State of Kentucky
County of Kenton
On this thirteenth day of January 1853 personally appeared before the county court of Kenton County, Kentucky, held at Independence Kentucky, in and for the county aforesaid said court being a court of record Catherine Sellers, a resident of said county and state, aged 90 years, who being duly sworn according to law, doth, on her oath, make the following declaration in order to obtain the benefits of the pensions made by the acts of Congress, passed July 7, 1838, March 3, 1843, June 17, 1844, and also to the benefits of the act of July 4, 1836, if she is entitled thereto.
That she is the widow of Michael Sellers, who was a soldier in Captain Cr..han’s Compnay of the Eighth Regiment of the Virginia Continental Line, under command of Col. Peter Muhlenberg. That her knowledge of his services is derived chiefly from statements made to her at various times, by her said husband himself. That she frequently heard him say that he belonged to said Company and Regiment. That he enlisted at the breaking out of the Revolutionary War, or early in the spring of 1776, into said Company and Regiment for two years. That having served out the time for which he enlisted, he again enlisted into the same company and regiment for the remainder for the war, to the end of which he served, or for the term of 7 years. That her said husband was a native of Germany, and came to the United States when very young and settled with his parents, in Lancaster County, Pa. That at the breaking out of the Revolutionary War he was in Woodstock, in Shenandoah County, Va. at which place she thinks he enlisted into said company and regiment though she cannot say positively, but think if he did not enlist there, he returned to Lancaster County, Pa. and there immediately enlisted though her impression that he did enlist at Woodstock, Va. That she has frequently heard her husband say that he was in the battle of Brandywine, Monmouth, and Germantown and that he was also a participant in what he termed the Southern Campaigns.

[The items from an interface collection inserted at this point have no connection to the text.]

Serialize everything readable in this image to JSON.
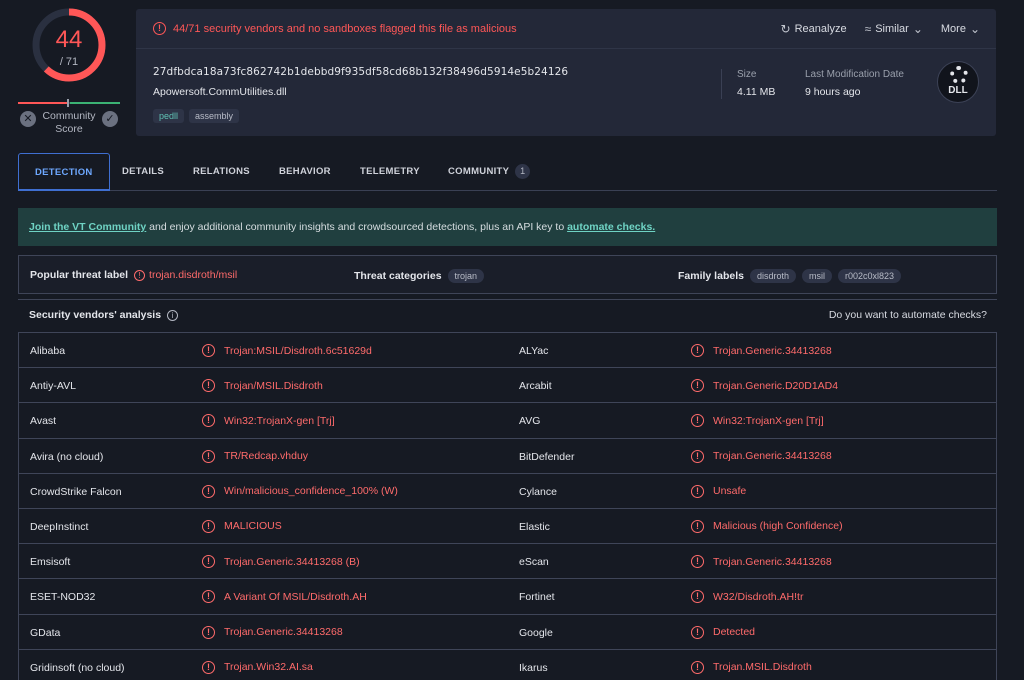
{
  "score": {
    "detected": "44",
    "total": "/ 71",
    "community_label": "Community Score"
  },
  "header": {
    "alert": "44/71 security vendors and no sandboxes flagged this file as malicious",
    "actions": {
      "reanalyze": "Reanalyze",
      "similar": "Similar",
      "more": "More"
    },
    "hash": "27dfbdca18a73fc862742b1debbd9f935df58cd68b132f38496d5914e5b24126",
    "file_name": "Apowersoft.CommUtilities.dll",
    "tags": [
      "pedll",
      "assembly"
    ],
    "size_label": "Size",
    "size_value": "4.11 MB",
    "mod_label": "Last Modification Date",
    "mod_value": "9 hours ago",
    "file_type": "DLL"
  },
  "tabs": {
    "detection": "DETECTION",
    "details": "DETAILS",
    "relations": "RELATIONS",
    "behavior": "BEHAVIOR",
    "telemetry": "TELEMETRY",
    "community": "COMMUNITY",
    "community_count": "1"
  },
  "banner": {
    "link1": "Join the VT Community",
    "text": " and enjoy additional community insights and crowdsourced detections, plus an API key to ",
    "link2": "automate checks."
  },
  "threat": {
    "popular_label": "Popular threat label",
    "popular_value": "trojan.disdroth/msil",
    "categories_label": "Threat categories",
    "categories": [
      "trojan"
    ],
    "family_label": "Family labels",
    "families": [
      "disdroth",
      "msil",
      "r002c0xl823"
    ]
  },
  "analysis": {
    "title": "Security vendors' analysis",
    "automate": "Do you want to automate checks?",
    "rows": [
      [
        "Alibaba",
        "Trojan:MSIL/Disdroth.6c51629d",
        "ALYac",
        "Trojan.Generic.34413268"
      ],
      [
        "Antiy-AVL",
        "Trojan/MSIL.Disdroth",
        "Arcabit",
        "Trojan.Generic.D20D1AD4"
      ],
      [
        "Avast",
        "Win32:TrojanX-gen [Trj]",
        "AVG",
        "Win32:TrojanX-gen [Trj]"
      ],
      [
        "Avira (no cloud)",
        "TR/Redcap.vhduy",
        "BitDefender",
        "Trojan.Generic.34413268"
      ],
      [
        "CrowdStrike Falcon",
        "Win/malicious_confidence_100% (W)",
        "Cylance",
        "Unsafe"
      ],
      [
        "DeepInstinct",
        "MALICIOUS",
        "Elastic",
        "Malicious (high Confidence)"
      ],
      [
        "Emsisoft",
        "Trojan.Generic.34413268 (B)",
        "eScan",
        "Trojan.Generic.34413268"
      ],
      [
        "ESET-NOD32",
        "A Variant Of MSIL/Disdroth.AH",
        "Fortinet",
        "W32/Disdroth.AH!tr"
      ],
      [
        "GData",
        "Trojan.Generic.34413268",
        "Google",
        "Detected"
      ],
      [
        "Gridinsoft (no cloud)",
        "Trojan.Win32.AI.sa",
        "Ikarus",
        "Trojan.MSIL.Disdroth"
      ]
    ]
  },
  "colors": {
    "malicious": "#ff5757",
    "accent": "#3f6fd1",
    "banner_link": "#6fd3c4"
  }
}
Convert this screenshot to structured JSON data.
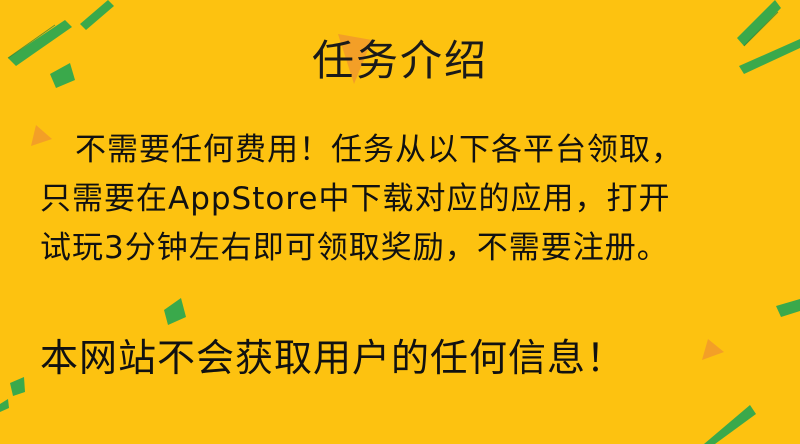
{
  "page": {
    "title": "任务介绍",
    "body_lines": [
      "不需要任何费用！任务从以下各平台领取，",
      "只需要在AppStore中下载对应的应用，打开",
      "试玩3分钟左右即可领取奖励，不需要注册。"
    ],
    "privacy_notice": "本网站不会获取用户的任何信息！"
  },
  "colors": {
    "background": "#FDC210",
    "text": "#111111",
    "accent_green": "#2FA84F",
    "accent_orange": "#F29B2A"
  }
}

That she was married to her said husband in Bracken County, Kentucky by Rev. I… Scott, a minister of the Gospel, on or about the 20th day of December in the year of our Lord one thousand seven hundred and eighty six. The her name previous to her said marriage was Catherine Dillman. That after their marriage they removed to Bracken County, Kentucky and settled on what was called Little Bracken Creek. That she has had ten children, seven of whom are still living, and whose names and place of residence are as follows, to wit; Phillip Sellers, Michael Sellers, and Catherine Perry in Covington, Kentucky. Sarah McDonald, Augusta, Kentucky, Polly Shane, Bracken County, Kentucky, Henry Sellers, Bracken County, Kentucky, and George Sellers in Ripley, Brown County, Ohio. That she and her said husband resided in the county of Bracken until the death of her said husband which took place on the 4th day of June 1836, when she removed to her present place of residence and has lived with her son Phillip Sellers ever since the death of her said husband.
That some years before the death of her said husband, she cannot state positively how long a certain William Blackaby came to her said husband in Bracken County, and proposed to get for him a pension if her said husband would give him 25 dollars. That her said husband was poor and needy in the course of a month or two he succeeded in raising the sum of fifteen dollars which he gave to Blackaby. That Blackaby said he would attend to the matter, but kept putting him off from time to time until he got from her said husband at various times about fifty dollars, but that her said husband never received a cent in the way of pension money for his services, and never to her knowledge signed any papers nor made any application for a pension, though she did hear after the death of her husband that Blackaby had drawn his pension, but whether or not there was any truth in the statement or not she cannot say, but she is positively certain that her said husband never received from government a single cent as pension money, nor never many any regular applications for a pension, but that he did make an agreement with Blackaby as aforesaid, and that Blackaby got from her said husband money several times without ever accomplishing anything to her knowledge, and that Blackaby kept putting her husband off from time to time by telling him that he would obtain the pension for him by and by until her husband died without receiving anything.
That she has never before made any application for a pension nor received any that she was married to her said husband after the expiration of his last term of service and that she has never intermarried since his death, but still remains his widow.
That she claims the amount due her said husband as his widow under the act of 7th of June 1832 and also under the act of the 15th of May 1828, if he was entitled to any pension under said act.
That she also claims under the several acts before mentioned as the widow of her said husband for his services in the Revolutionary War, and depends mainly upon the evidence of her said husband’s services and of her marriage which she may be able to ……. and file with this her declaration.